— WHAT IS NEEDED —
Gather each line in the entries that includes the string "icon".

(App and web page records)
--------------------
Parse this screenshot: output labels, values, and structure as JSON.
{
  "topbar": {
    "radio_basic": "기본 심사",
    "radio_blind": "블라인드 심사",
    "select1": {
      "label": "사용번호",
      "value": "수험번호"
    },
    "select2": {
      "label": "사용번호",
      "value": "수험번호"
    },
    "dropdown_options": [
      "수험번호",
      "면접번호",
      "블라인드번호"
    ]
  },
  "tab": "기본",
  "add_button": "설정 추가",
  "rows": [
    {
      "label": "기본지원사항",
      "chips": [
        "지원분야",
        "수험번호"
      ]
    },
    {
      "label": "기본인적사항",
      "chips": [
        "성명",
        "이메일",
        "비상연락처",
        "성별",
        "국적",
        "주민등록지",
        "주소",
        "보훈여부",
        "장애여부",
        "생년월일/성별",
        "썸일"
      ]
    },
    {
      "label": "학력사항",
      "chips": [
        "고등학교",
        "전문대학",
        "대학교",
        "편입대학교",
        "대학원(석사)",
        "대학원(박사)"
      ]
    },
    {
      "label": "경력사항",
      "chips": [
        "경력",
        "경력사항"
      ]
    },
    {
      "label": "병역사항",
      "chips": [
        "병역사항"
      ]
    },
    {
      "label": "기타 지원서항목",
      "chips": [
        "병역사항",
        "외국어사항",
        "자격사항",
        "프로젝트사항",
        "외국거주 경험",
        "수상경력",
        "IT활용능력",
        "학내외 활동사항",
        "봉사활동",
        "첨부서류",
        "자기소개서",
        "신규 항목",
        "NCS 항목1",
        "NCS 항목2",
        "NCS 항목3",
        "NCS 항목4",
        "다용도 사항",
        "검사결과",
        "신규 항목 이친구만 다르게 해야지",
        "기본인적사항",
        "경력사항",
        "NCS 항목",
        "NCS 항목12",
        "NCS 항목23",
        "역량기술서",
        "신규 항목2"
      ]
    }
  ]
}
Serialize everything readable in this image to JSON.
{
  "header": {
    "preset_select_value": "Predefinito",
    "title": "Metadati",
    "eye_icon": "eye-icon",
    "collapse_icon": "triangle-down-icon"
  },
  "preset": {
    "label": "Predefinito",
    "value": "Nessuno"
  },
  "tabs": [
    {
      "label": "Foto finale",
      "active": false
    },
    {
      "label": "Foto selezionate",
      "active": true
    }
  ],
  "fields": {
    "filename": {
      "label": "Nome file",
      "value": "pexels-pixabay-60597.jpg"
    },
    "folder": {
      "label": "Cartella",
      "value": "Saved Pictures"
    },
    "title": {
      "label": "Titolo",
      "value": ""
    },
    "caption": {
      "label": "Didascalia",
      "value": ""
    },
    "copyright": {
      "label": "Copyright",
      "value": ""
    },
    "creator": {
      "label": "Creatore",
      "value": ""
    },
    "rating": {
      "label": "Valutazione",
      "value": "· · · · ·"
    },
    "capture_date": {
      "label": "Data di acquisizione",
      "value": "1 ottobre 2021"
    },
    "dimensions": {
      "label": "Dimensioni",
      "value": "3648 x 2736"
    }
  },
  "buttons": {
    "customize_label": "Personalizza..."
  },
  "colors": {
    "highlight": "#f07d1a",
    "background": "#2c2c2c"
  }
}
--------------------
— YOUR RESPONSE —
    "eye_icon": "eye-icon",
    "collapse_icon": "triangle-down-icon"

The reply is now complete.